The midwife bent close over the whispering lips.
"Why? Why does he..." the mother asked, almost inaudibly.
The midwife did not understand. Again the child's cry sounded. An expression of bitter suffering passed over the mother's face, and a heavy tear welled from her eyes.
"Why? Why?" she whispered, faintly as before.
This time the midwife understood her question, and answered tranquilly:
"Why the child cries? It's always so. Don't you worry yourself about it."
But the mother was not to be soothed. She started at each new cry, demanding over and over again, with wrathful impatience:
"Why so ... so dreadful?"

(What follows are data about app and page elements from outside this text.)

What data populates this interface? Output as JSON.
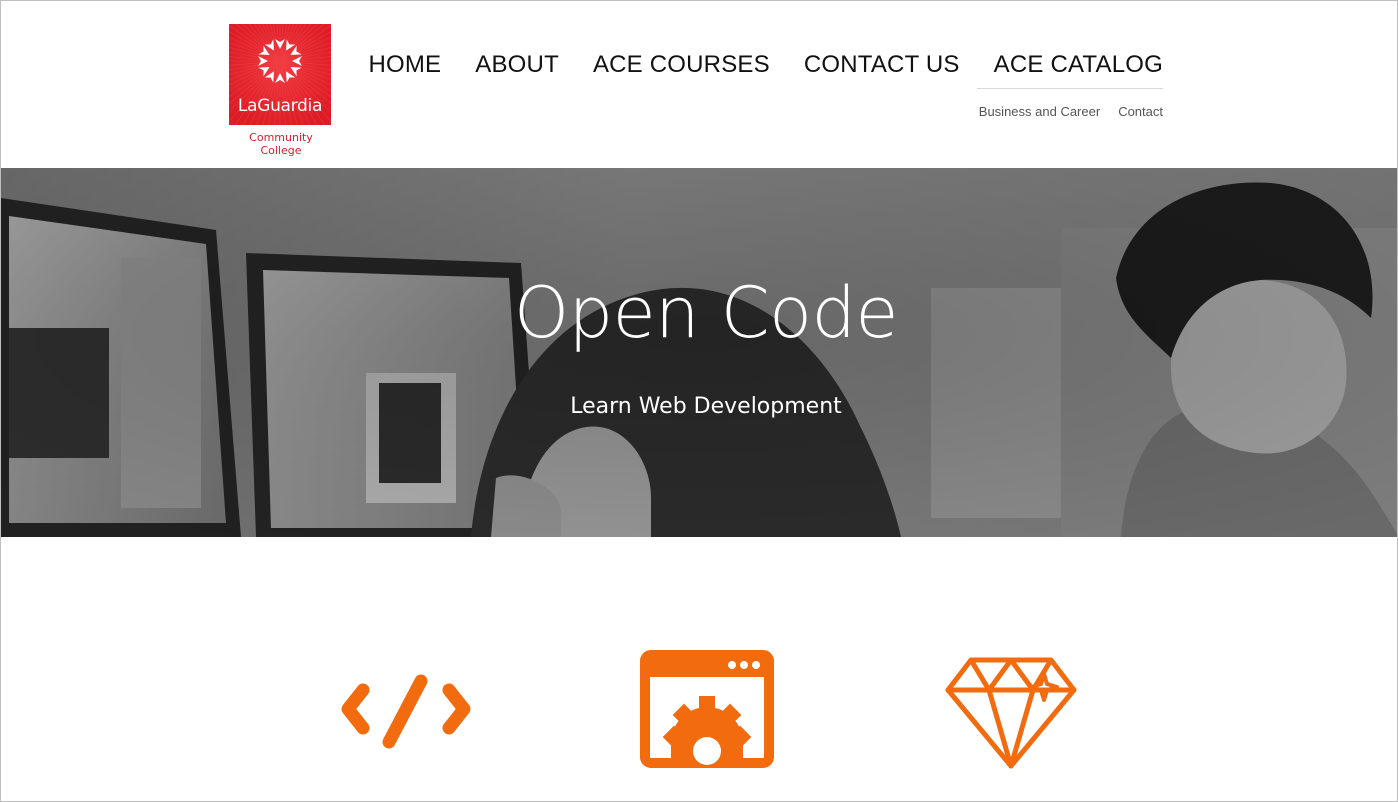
{
  "logo": {
    "name": "LaGuardia",
    "subtitle": "Community College",
    "color": "#e4202a"
  },
  "nav": {
    "main": [
      "HOME",
      "ABOUT",
      "ACE COURSES",
      "CONTACT US",
      "ACE CATALOG"
    ],
    "sub": [
      "Business and Career",
      "Contact"
    ]
  },
  "hero": {
    "title": "Open Code",
    "subtitle": "Learn Web Development"
  },
  "features": {
    "accent": "#f26b0f",
    "icons": [
      "code-icon",
      "browser-gear-icon",
      "diamond-icon"
    ]
  }
}
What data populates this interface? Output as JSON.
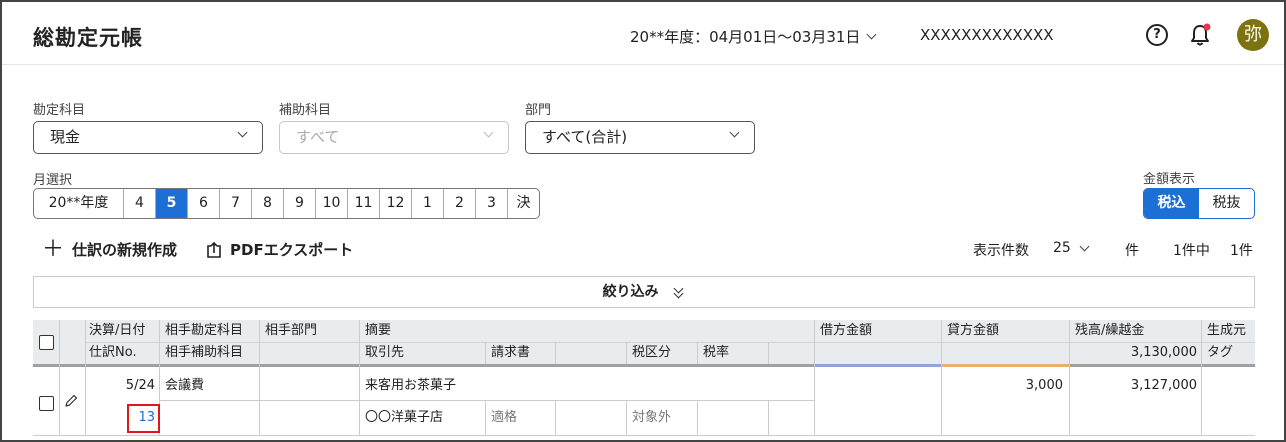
{
  "header": {
    "title": "総勘定元帳",
    "fiscal_period": "20**年度：04月01日〜03月31日",
    "company": "XXXXXXXXXXXXX",
    "help_glyph": "?",
    "avatar_text": "弥",
    "notification_dot_color": "#e8334a"
  },
  "filters": {
    "account": {
      "label": "勘定科目",
      "value": "現金"
    },
    "sub_account": {
      "label": "補助科目",
      "placeholder": "すべて"
    },
    "department": {
      "label": "部門",
      "value": "すべて(合計)"
    }
  },
  "months": {
    "label": "月選択",
    "items": [
      "20**年度",
      "4",
      "5",
      "6",
      "7",
      "8",
      "9",
      "10",
      "11",
      "12",
      "1",
      "2",
      "3",
      "決"
    ],
    "selected": "5"
  },
  "amount_display": {
    "label": "金額表示",
    "options": [
      "税込",
      "税抜"
    ],
    "selected": "税込"
  },
  "actions": {
    "new_entry": "仕訳の新規作成",
    "pdf_export": "PDFエクスポート"
  },
  "paging": {
    "per_page_label": "表示件数",
    "per_page_value": "25",
    "unit": "件",
    "summary": "1件中",
    "count": "1件"
  },
  "filter_bar": {
    "label": "絞り込み"
  },
  "table": {
    "headers_row1": [
      "決算/日付",
      "相手勘定科目",
      "相手部門",
      "摘要",
      "借方金額",
      "貸方金額",
      "残高/繰越金",
      "生成元"
    ],
    "headers_row2": [
      "仕訳No.",
      "相手補助科目",
      "取引先",
      "請求書",
      "税区分",
      "税率",
      "タグ"
    ],
    "carryover_balance": "3,130,000",
    "rows": [
      {
        "date": "5/24",
        "counter_account": "会議費",
        "description": "来客用お茶菓子",
        "debit": "",
        "credit": "3,000",
        "balance": "3,127,000",
        "entry_no": "13",
        "partner": "〇〇洋菓子店",
        "invoice": "適格",
        "tax_category": "対象外"
      }
    ],
    "colors": {
      "debit_bar": "#8fa4d8",
      "credit_bar": "#e8b06a",
      "balance_bar": "#a0a0a0"
    }
  }
}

The midwife heard nothing out of the ordinary in the child's cries; and the mother, she could see, was hardly conscious—did not, perhaps, even know what she was saying. Turning away from the bed, she busied herself with the infant.
The mother fell silent. Only, now and again, some grievous suffering, finding no outlet in words or movement, pressed great tears from her shut eyes. Through the heavy lashes they seeped, and rolled softly down the marble pallor of her cheeks.
Can the mother's heart have sensed the grim, the unalleviable tragedy that had come into the world with the new-born life—that hung over the infant's cradle, to follow him through all his life, to the very grave?
Or was it, perhaps, no more than delirium? Be that as it may, the child was born blind.
No one noticed it, at first. The baby boy turned on the world the same dull, vague look as, to a certain age, all new-born infants do. Day passed after day, until the new life began to be reckoned in weeks. The child's eyes cleared. The dullness lifted, and the pupils seemed to focus. But he did not turn his head to follow the bright beam of light that came into the room in company with the cheery twitter of the birds in the luxuriant country garden, with the murmur of the green beeches swaying close by the open windows. The mother, now herself again, was the first to look, in new alarm, into the baby's face—the first to notice its strange expression, its unchildlike gravity, immobility.
"Why does he stare like that? Tell me—oh, tell me why," she kept asking—seeking comfort, like a frightened dove, in the faces around her.
"What do you mean?" people would answer, unresponsive to her anxiety. "The child is like any child of the same age."
"But see how strangely his hands seem to grope."
"The child is too young to co-ordinate movements with visual impressions," the doctor explained.
"But why do his eyes look always straight ahead? Why does he never turn them? Is he—is he blind?"
And, once the fearful guess had burst from the mother's lips, no words could be found to console her.
The doctor lifted the child, turned it quickly to the light, and looked into its eyes. He seemed a little disturbed, and hurried away with no more than a few non-committal words and the promise to look in again in a day or two.
The mother trembled like a wounded bird. Sobbing, she pressed the child to her breast. But the child's eyes looked out as before, grave and unmoving.
In a day or two, as he had promised, the doctor came again—provided, this time, with an ophthalmoscope. He lit a candle and brought it up to the child's eyes; moved it away, and brought it close again. Many times over, he repeated his tests, his eyes fixed steadily on the child's pupils. And finally, deeply disturbed, he said:
"You were not mistaken, madam, to my great regret. The boy is blind. And beyond all hope of cure."
The mother received his verdict with quiet melancholy.
"I have known it a long time," she answered softly.